- **YOUR TASK**
Word for word, copy out the entries below, but not the pictures in them.

(RECORDS SUPPLIED begins)

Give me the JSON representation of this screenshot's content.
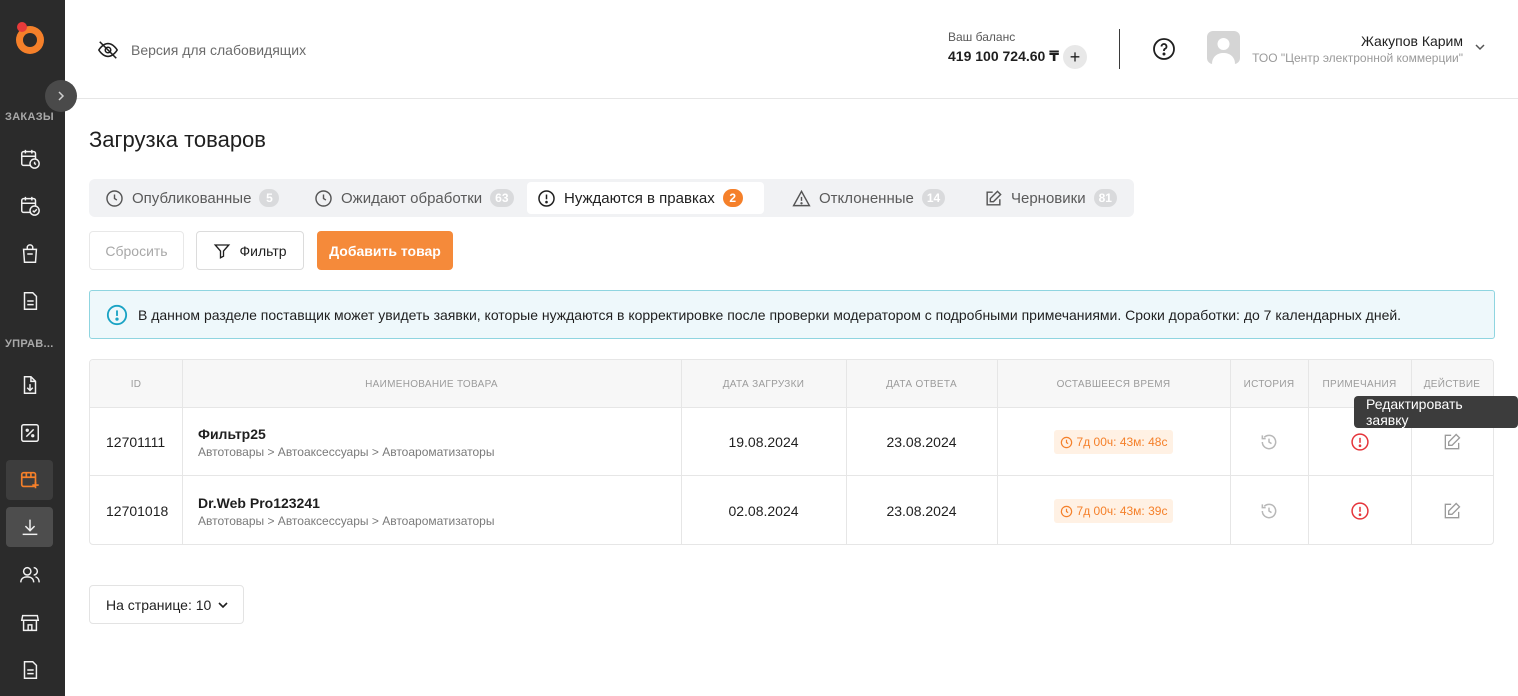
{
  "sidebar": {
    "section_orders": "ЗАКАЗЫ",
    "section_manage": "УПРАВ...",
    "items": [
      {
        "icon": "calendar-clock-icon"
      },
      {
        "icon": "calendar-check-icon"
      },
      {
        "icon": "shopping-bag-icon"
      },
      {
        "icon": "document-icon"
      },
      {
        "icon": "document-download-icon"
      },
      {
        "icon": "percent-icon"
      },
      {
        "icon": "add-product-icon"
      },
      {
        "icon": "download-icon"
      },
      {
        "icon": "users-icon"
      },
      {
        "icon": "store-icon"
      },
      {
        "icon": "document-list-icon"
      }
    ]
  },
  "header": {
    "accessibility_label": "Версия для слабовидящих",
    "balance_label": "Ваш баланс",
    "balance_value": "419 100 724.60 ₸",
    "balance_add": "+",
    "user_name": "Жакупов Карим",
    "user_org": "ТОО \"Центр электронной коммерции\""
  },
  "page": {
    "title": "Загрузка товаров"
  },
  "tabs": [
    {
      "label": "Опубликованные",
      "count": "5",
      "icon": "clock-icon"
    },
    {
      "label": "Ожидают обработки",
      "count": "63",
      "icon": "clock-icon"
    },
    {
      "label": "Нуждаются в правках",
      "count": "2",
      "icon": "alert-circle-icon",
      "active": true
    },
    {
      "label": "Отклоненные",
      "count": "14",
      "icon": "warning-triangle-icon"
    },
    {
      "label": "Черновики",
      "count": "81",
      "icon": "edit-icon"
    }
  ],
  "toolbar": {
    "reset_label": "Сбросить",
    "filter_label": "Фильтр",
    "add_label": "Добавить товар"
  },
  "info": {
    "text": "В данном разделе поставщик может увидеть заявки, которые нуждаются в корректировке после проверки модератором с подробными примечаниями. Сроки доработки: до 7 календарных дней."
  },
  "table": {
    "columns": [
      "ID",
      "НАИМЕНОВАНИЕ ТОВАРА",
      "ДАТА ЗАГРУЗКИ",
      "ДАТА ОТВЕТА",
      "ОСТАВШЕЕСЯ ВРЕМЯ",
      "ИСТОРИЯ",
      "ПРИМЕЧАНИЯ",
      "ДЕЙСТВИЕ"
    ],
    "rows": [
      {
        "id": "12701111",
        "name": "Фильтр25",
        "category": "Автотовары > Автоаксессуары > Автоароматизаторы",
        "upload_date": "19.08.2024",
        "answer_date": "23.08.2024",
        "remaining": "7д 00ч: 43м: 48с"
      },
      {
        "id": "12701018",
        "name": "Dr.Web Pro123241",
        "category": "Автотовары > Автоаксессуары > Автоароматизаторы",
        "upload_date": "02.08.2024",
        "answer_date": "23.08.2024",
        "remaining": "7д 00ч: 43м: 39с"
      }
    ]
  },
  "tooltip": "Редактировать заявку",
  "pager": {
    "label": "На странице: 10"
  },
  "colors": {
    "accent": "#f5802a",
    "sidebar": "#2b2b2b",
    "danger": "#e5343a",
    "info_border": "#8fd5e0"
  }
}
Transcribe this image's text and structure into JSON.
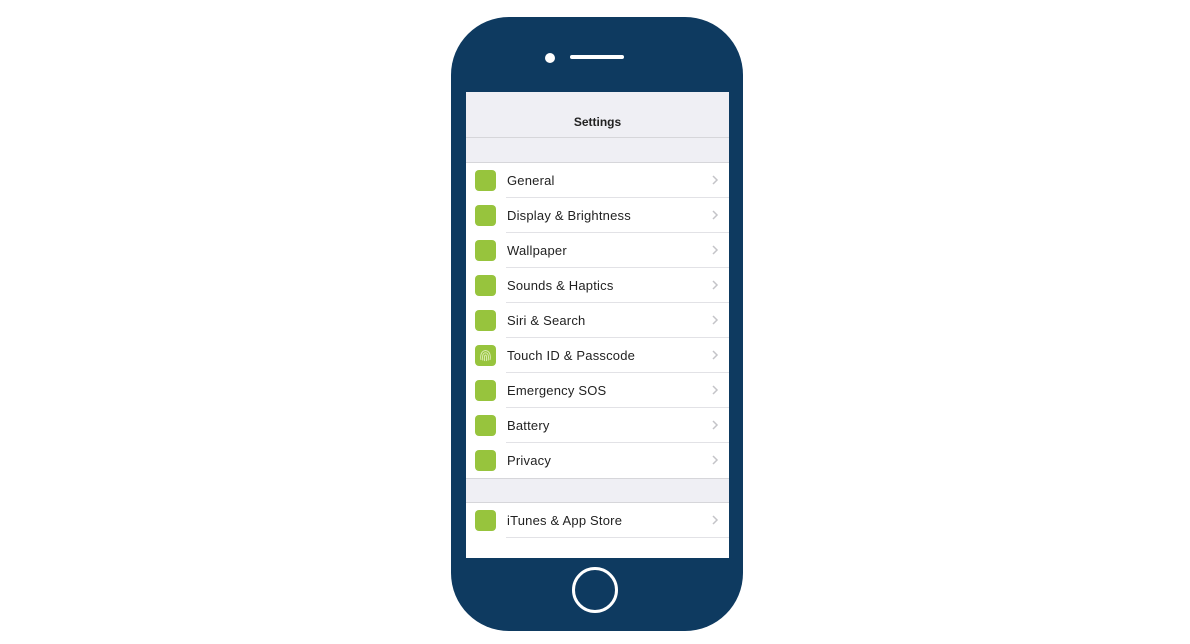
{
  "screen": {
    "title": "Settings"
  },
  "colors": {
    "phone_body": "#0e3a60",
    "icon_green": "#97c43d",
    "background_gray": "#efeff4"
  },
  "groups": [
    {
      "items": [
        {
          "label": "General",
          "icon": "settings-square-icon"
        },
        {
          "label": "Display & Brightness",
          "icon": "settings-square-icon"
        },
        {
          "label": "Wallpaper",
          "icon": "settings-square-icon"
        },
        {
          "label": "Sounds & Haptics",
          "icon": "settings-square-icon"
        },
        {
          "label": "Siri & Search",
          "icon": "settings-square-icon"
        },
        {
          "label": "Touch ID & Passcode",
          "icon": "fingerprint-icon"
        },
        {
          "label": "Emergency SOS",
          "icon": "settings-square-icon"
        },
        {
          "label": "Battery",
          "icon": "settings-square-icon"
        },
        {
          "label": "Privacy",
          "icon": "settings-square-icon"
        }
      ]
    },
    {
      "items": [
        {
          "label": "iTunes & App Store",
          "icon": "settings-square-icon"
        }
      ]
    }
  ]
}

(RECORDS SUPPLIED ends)

- **PROBLEM SOLUTION**
Give me the JSON representation of this screenshot's content.
{
  "sidebar": {
    "section_orders": "ЗАКАЗЫ",
    "section_manage": "УПРАВ...",
    "items": [
      {
        "icon": "calendar-clock-icon"
      },
      {
        "icon": "calendar-check-icon"
      },
      {
        "icon": "shopping-bag-icon"
      },
      {
        "icon": "document-icon"
      },
      {
        "icon": "document-download-icon"
      },
      {
        "icon": "percent-icon"
      },
      {
        "icon": "add-product-icon"
      },
      {
        "icon": "download-icon"
      },
      {
        "icon": "users-icon"
      },
      {
        "icon": "store-icon"
      },
      {
        "icon": "document-list-icon"
      }
    ]
  },
  "header": {
    "accessibility_label": "Версия для слабовидящих",
    "balance_label": "Ваш баланс",
    "balance_value": "419 100 724.60 ₸",
    "balance_add": "+",
    "user_name": "Жакупов Карим",
    "user_org": "ТОО \"Центр электронной коммерции\""
  },
  "page": {
    "title": "Загрузка товаров"
  },
  "tabs": [
    {
      "label": "Опубликованные",
      "count": "5",
      "icon": "clock-icon"
    },
    {
      "label": "Ожидают обработки",
      "count": "63",
      "icon": "clock-icon"
    },
    {
      "label": "Нуждаются в правках",
      "count": "2",
      "icon": "alert-circle-icon",
      "active": true
    },
    {
      "label": "Отклоненные",
      "count": "14",
      "icon": "warning-triangle-icon"
    },
    {
      "label": "Черновики",
      "count": "81",
      "icon": "edit-icon"
    }
  ],
  "toolbar": {
    "reset_label": "Сбросить",
    "filter_label": "Фильтр",
    "add_label": "Добавить товар"
  },
  "info": {
    "text": "В данном разделе поставщик может увидеть заявки, которые нуждаются в корректировке после проверки модератором с подробными примечаниями. Сроки доработки: до 7 календарных дней."
  },
  "table": {
    "columns": [
      "ID",
      "НАИМЕНОВАНИЕ ТОВАРА",
      "ДАТА ЗАГРУЗКИ",
      "ДАТА ОТВЕТА",
      "ОСТАВШЕЕСЯ ВРЕМЯ",
      "ИСТОРИЯ",
      "ПРИМЕЧАНИЯ",
      "ДЕЙСТВИЕ"
    ],
    "rows": [
      {
        "id": "12701111",
        "name": "Фильтр25",
        "category": "Автотовары > Автоаксессуары > Автоароматизаторы",
        "upload_date": "19.08.2024",
        "answer_date": "23.08.2024",
        "remaining": "7д 00ч: 43м: 48с"
      },
      {
        "id": "12701018",
        "name": "Dr.Web Pro123241",
        "category": "Автотовары > Автоаксессуары > Автоароматизаторы",
        "upload_date": "02.08.2024",
        "answer_date": "23.08.2024",
        "remaining": "7д 00ч: 43м: 39с"
      }
    ]
  },
  "tooltip": "Редактировать заявку",
  "pager": {
    "label": "На странице: 10"
  },
  "colors": {
    "accent": "#f5802a",
    "sidebar": "#2b2b2b",
    "danger": "#e5343a",
    "info_border": "#8fd5e0"
  }
}
Transcribe this image's text and structure into JSON.
{
  "screen": {
    "title": "Settings"
  },
  "colors": {
    "phone_body": "#0e3a60",
    "icon_green": "#97c43d",
    "background_gray": "#efeff4"
  },
  "groups": [
    {
      "items": [
        {
          "label": "General",
          "icon": "settings-square-icon"
        },
        {
          "label": "Display & Brightness",
          "icon": "settings-square-icon"
        },
        {
          "label": "Wallpaper",
          "icon": "settings-square-icon"
        },
        {
          "label": "Sounds & Haptics",
          "icon": "settings-square-icon"
        },
        {
          "label": "Siri & Search",
          "icon": "settings-square-icon"
        },
        {
          "label": "Touch ID & Passcode",
          "icon": "fingerprint-icon"
        },
        {
          "label": "Emergency SOS",
          "icon": "settings-square-icon"
        },
        {
          "label": "Battery",
          "icon": "settings-square-icon"
        },
        {
          "label": "Privacy",
          "icon": "settings-square-icon"
        }
      ]
    },
    {
      "items": [
        {
          "label": "iTunes & App Store",
          "icon": "settings-square-icon"
        }
      ]
    }
  ]
}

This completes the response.